Yukon University announces new science building design 

proposed science building

WHITEHORSE, YT— Yukon University has chosen a design and bold energy model for its new science building, the construction of which is named the Polaris Project.

YukonU has launched a two-phase procurement process for construction of this newest academic building. The first phase is a Request For Qualification which will pre-qualify a list of construction contractor companies. In phase two these companies will be invited to bid on construction—anticipated to commence in spring 2023 for completion in 2025. 

The core of the design is the notion of a river, a nod to the Yukon River, which is tightly woven into the social and economic fabric of the territory.  

interior polarisThe facility will contain four classrooms and a lecture hall, research labs, a ceremony room and a large social space for events and gatherings. 

The building design will maximize space for student study and will leverage optimal sharing of lab and class space, led by function rather than discipline and weave reconciliation and decolonization into the design and architecture, respecting First Nations culture, environment, and ancestors. 

Stantec Architecture, a global leader in sustainable design and engineering, was awarded the $2.3 million contract to design the university’s science building. Design decisions were informed by engagement sessions held by Stantec across the summer with First Nations partners, students, staff and senior leadership.  

Polaris, the north star, is the brightest star in the northern circumpolar constellation of Ursa Minor and a navigational way finder in the night sky. YukonU’s first new building as a university, and the people that will bring it to life through teaching, learning and the creation of new knowledge, will serve as beacons for our society for generations to come. 

Consistent with the commitments in Becoming, Yukon University’s 2022-27 Strategic Plan, the Polaris Project is registered for Zero-Carbon Standard Certification. This certification will signify annual energy cost savings between $20,000 to $33,000 per year and annual emission savings between 8,900-14,100 kgCO2 per year, or 445,000-705,000 kgCO2 over a 50-year period. 

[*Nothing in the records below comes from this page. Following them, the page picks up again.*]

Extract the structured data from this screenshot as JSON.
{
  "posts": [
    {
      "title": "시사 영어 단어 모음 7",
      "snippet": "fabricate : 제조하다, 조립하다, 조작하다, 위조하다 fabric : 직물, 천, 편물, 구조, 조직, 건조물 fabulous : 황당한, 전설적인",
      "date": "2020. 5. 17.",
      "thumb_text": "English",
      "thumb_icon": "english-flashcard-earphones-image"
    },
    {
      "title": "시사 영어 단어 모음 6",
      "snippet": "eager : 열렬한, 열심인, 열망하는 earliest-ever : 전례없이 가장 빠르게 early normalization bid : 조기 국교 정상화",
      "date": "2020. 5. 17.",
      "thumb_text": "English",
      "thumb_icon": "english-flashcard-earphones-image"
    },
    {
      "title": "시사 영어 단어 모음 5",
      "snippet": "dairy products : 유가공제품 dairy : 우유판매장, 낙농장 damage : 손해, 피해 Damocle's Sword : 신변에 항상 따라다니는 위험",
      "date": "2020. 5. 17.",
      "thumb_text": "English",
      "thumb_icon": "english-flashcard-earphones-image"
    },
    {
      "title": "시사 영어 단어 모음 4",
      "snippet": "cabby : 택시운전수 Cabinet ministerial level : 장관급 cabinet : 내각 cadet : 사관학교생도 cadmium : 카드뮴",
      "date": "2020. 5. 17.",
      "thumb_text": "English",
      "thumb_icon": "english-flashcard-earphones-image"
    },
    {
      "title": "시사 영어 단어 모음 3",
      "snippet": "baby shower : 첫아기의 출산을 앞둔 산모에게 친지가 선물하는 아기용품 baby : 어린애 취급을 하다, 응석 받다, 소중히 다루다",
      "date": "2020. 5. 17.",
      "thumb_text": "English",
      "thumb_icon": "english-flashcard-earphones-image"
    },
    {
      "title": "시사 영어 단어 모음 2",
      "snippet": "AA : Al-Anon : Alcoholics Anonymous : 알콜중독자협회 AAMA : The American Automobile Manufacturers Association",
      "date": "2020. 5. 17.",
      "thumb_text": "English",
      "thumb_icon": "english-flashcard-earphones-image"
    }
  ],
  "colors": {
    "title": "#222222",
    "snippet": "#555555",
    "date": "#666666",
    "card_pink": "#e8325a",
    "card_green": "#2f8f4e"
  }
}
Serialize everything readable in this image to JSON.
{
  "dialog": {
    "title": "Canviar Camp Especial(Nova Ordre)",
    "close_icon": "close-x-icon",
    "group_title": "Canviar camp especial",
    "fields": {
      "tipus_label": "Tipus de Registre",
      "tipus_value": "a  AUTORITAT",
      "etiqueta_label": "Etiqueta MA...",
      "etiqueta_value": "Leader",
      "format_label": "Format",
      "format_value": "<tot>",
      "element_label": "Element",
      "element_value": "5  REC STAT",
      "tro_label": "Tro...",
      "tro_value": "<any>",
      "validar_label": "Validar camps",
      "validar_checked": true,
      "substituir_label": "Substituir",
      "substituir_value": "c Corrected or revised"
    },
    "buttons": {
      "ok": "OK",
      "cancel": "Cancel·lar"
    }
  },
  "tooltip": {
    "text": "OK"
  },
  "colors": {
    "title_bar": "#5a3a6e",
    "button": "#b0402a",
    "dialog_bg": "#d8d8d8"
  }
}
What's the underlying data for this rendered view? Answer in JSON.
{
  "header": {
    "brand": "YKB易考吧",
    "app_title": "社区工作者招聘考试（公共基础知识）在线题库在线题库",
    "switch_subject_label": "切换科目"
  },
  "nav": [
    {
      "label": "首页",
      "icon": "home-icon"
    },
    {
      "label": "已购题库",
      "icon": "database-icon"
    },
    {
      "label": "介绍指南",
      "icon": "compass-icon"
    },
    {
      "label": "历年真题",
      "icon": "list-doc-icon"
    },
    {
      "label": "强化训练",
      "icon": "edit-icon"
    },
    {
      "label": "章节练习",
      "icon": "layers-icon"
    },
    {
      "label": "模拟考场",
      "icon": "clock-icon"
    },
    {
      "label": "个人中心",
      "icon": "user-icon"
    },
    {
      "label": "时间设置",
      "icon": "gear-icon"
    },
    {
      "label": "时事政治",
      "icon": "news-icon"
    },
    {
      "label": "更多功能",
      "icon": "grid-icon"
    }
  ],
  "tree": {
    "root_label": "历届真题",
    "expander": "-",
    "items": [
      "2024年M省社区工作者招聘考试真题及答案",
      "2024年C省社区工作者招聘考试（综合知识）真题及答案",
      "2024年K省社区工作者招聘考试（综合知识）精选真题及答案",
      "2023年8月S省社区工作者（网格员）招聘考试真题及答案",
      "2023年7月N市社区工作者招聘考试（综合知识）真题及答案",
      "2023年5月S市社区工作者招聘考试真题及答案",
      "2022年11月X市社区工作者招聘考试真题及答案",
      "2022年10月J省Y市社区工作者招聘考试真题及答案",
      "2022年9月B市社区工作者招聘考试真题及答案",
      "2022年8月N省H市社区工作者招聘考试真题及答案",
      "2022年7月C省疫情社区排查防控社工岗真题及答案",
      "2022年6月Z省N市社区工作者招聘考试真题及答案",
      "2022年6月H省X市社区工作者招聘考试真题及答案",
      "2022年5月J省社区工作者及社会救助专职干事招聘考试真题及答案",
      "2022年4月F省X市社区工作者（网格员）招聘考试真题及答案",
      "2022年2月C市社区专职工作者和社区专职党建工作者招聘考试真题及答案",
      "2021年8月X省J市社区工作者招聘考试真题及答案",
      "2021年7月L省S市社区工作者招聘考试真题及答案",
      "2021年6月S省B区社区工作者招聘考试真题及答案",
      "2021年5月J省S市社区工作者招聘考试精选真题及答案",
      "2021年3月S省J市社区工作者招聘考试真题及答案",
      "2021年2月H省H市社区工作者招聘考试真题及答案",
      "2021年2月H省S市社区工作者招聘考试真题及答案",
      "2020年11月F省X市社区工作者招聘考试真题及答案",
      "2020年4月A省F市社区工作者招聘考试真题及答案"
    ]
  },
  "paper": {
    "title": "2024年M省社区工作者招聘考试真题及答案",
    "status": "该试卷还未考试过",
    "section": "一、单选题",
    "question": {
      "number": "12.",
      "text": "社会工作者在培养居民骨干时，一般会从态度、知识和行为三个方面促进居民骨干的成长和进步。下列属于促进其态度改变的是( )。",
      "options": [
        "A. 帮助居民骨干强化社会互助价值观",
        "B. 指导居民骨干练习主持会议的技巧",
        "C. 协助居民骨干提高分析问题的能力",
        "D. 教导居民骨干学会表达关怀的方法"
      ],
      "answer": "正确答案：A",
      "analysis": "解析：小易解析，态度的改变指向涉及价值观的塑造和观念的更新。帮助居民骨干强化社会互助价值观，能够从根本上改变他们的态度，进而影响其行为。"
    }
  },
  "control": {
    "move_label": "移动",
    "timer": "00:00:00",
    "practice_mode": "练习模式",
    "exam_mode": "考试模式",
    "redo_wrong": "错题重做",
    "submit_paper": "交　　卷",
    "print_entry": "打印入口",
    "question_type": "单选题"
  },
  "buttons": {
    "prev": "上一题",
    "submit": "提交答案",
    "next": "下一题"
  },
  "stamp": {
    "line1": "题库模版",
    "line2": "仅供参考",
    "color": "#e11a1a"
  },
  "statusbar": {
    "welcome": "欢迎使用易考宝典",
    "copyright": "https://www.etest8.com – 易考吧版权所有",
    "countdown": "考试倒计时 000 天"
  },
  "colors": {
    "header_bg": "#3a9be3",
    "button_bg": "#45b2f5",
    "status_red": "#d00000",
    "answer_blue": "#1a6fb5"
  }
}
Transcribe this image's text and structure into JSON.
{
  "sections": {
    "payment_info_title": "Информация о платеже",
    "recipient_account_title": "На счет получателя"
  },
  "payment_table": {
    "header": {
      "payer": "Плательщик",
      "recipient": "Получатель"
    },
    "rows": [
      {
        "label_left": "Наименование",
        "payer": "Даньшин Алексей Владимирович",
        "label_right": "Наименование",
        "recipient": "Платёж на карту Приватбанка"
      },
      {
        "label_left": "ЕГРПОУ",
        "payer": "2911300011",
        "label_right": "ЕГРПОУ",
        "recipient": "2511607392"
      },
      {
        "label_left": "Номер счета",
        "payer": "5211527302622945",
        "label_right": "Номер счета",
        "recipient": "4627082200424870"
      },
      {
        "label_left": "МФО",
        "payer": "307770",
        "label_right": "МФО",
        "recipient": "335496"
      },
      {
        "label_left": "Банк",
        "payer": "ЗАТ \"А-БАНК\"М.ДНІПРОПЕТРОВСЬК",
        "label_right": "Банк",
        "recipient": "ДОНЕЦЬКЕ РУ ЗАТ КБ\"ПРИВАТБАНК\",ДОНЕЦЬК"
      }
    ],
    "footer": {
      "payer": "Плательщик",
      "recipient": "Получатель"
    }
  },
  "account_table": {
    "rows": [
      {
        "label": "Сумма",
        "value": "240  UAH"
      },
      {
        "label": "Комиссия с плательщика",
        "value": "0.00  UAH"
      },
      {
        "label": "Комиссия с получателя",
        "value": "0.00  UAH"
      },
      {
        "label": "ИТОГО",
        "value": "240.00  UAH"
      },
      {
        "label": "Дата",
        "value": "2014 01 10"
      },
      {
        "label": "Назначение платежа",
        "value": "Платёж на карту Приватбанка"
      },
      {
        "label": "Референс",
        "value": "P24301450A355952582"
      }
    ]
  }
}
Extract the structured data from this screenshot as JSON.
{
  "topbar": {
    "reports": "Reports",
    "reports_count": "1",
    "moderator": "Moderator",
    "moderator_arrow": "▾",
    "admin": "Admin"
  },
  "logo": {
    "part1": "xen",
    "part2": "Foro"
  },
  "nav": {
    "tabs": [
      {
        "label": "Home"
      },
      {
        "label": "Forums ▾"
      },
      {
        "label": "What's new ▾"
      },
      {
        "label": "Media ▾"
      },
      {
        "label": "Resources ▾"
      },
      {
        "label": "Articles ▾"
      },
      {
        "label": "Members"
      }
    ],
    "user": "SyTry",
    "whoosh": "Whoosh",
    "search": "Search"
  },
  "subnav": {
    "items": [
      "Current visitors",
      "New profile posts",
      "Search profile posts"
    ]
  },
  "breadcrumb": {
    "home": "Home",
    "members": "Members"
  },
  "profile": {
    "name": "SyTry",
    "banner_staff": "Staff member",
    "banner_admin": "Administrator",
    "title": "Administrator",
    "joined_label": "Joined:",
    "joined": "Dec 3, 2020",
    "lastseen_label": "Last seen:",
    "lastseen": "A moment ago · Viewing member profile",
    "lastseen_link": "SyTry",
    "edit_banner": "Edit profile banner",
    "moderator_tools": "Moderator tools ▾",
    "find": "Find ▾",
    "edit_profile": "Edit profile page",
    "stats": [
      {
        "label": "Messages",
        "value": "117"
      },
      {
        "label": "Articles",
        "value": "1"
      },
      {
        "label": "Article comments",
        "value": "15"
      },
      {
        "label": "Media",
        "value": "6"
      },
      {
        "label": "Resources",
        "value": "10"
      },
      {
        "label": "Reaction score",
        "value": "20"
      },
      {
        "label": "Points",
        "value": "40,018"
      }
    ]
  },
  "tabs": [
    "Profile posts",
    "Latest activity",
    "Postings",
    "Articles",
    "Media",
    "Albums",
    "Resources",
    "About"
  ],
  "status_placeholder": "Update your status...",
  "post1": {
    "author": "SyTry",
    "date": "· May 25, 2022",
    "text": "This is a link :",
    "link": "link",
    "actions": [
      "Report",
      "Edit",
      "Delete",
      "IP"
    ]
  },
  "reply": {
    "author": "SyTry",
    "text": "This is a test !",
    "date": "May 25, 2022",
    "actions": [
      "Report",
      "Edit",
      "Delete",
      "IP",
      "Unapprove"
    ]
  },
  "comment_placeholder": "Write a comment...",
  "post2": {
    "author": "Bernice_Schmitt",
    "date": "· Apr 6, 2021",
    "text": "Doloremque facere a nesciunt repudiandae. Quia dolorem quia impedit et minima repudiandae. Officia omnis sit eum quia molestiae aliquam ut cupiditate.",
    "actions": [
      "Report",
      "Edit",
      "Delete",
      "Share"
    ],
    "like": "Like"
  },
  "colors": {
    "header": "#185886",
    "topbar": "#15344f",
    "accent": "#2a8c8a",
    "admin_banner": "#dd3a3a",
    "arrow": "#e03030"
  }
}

“Through our strategic plan, an ambitious and bold direction was set for Yukon University, with reconciliation, collaboration, and climate action as critical commitments for the next five years. I am pleased to see these commitments coming to life in the Polaris Project,” said Dr. Lesley Brown, YukonU president and vice-chancellor.  

The science building will be housed at Ayamdigut campus on the traditional territory of the Kwanlin Dün First Nation and the Ta'an Kwäch’än Council. It will be located beside the existing main campus building within the current footprint of buildings that make up Yukon Place. 

Planning for the new building was delayed by the COVID-19 pandemic. The building cost is currently budgeted at $41M. Federal funding of $26 million for construction was announced in 2019 and the university is collaborating with partners to access additional funding.  

To learn more about the Polaris Project, visit yukonu.ca/polaris